- [Your instructions]: Scan the data below. Pull out each line where "permite" occurs.

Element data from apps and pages
•••

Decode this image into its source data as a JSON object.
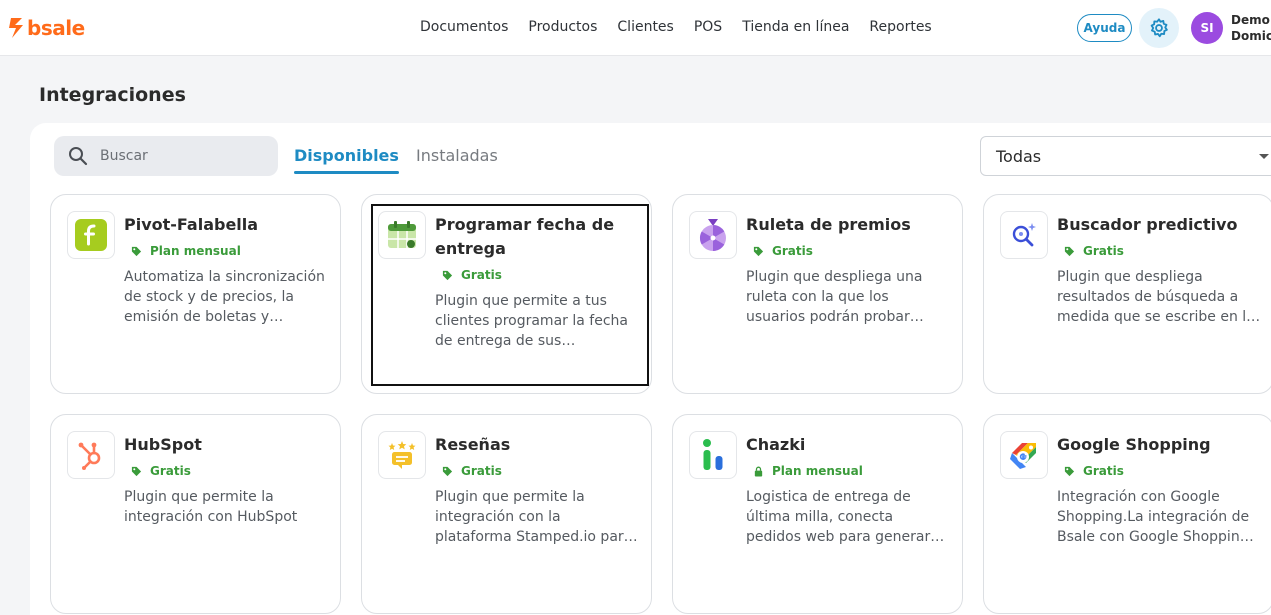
{
  "header": {
    "logo_text": "bsale",
    "nav": [
      "Documentos",
      "Productos",
      "Clientes",
      "POS",
      "Tienda en línea",
      "Reportes"
    ],
    "help_label": "Ayuda",
    "avatar_initials": "SI",
    "user_name_line1": "Demo I",
    "user_name_line2": "Domici"
  },
  "page": {
    "title": "Integraciones"
  },
  "toolbar": {
    "search_placeholder": "Buscar",
    "tab_available": "Disponibles",
    "tab_installed": "Instaladas",
    "filter_selected": "Todas"
  },
  "cards": [
    {
      "title": "Pivot-Falabella",
      "badge": "Plan mensual",
      "desc": "Automatiza la sincronización de stock y de precios, la emisión de boletas y facturas en Falabella"
    },
    {
      "title": "Programar fecha de entrega",
      "badge": "Gratis",
      "desc": "Plugin que permite a tus clientes programar la fecha de entrega de sus pedidos.Para más información"
    },
    {
      "title": "Ruleta de premios",
      "badge": "Gratis",
      "desc": "Plugin que despliega una ruleta con la que los usuarios podrán probar suerte y ganar premios"
    },
    {
      "title": "Buscador predictivo",
      "badge": "Gratis",
      "desc": "Plugin que despliega resultados de búsqueda a medida que se escribe en la barra"
    },
    {
      "title": "HubSpot",
      "badge": "Gratis",
      "desc": "Plugin que permite la integración con HubSpot"
    },
    {
      "title": "Reseñas",
      "badge": "Gratis",
      "desc": "Plugin que permite la integración con la plataforma Stamped.io para recibir reseñas"
    },
    {
      "title": "Chazki",
      "badge": "Plan mensual",
      "desc": "Logistica de entrega de última milla, conecta pedidos web para generar solicitudes de envío"
    },
    {
      "title": "Google Shopping",
      "badge": "Gratis",
      "desc": "Integración con Google Shopping.La integración de Bsale con Google Shopping permite"
    }
  ],
  "colors": {
    "brand": "#ff6b1a",
    "accent": "#1e8bc3",
    "badge_green": "#3a9b3a",
    "avatar": "#9b4be0"
  },
  "icons": [
    "falabella-icon",
    "calendar-icon",
    "roulette-icon",
    "predictive-search-icon",
    "hubspot-icon",
    "reviews-icon",
    "chazki-icon",
    "google-shopping-icon"
  ]
}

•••

- [Task solution]:
      "desc": "Plugin que permite a tus clientes programar la fecha de entrega de sus pedidos.Para más información"
      "desc": "Plugin que permite la integración con HubSpot"
      "desc": "Plugin que permite la integración con la plataforma Stamped.io para recibir reseñas"
      "desc": "Integración con Google Shopping.La integración de Bsale con Google Shopping permite"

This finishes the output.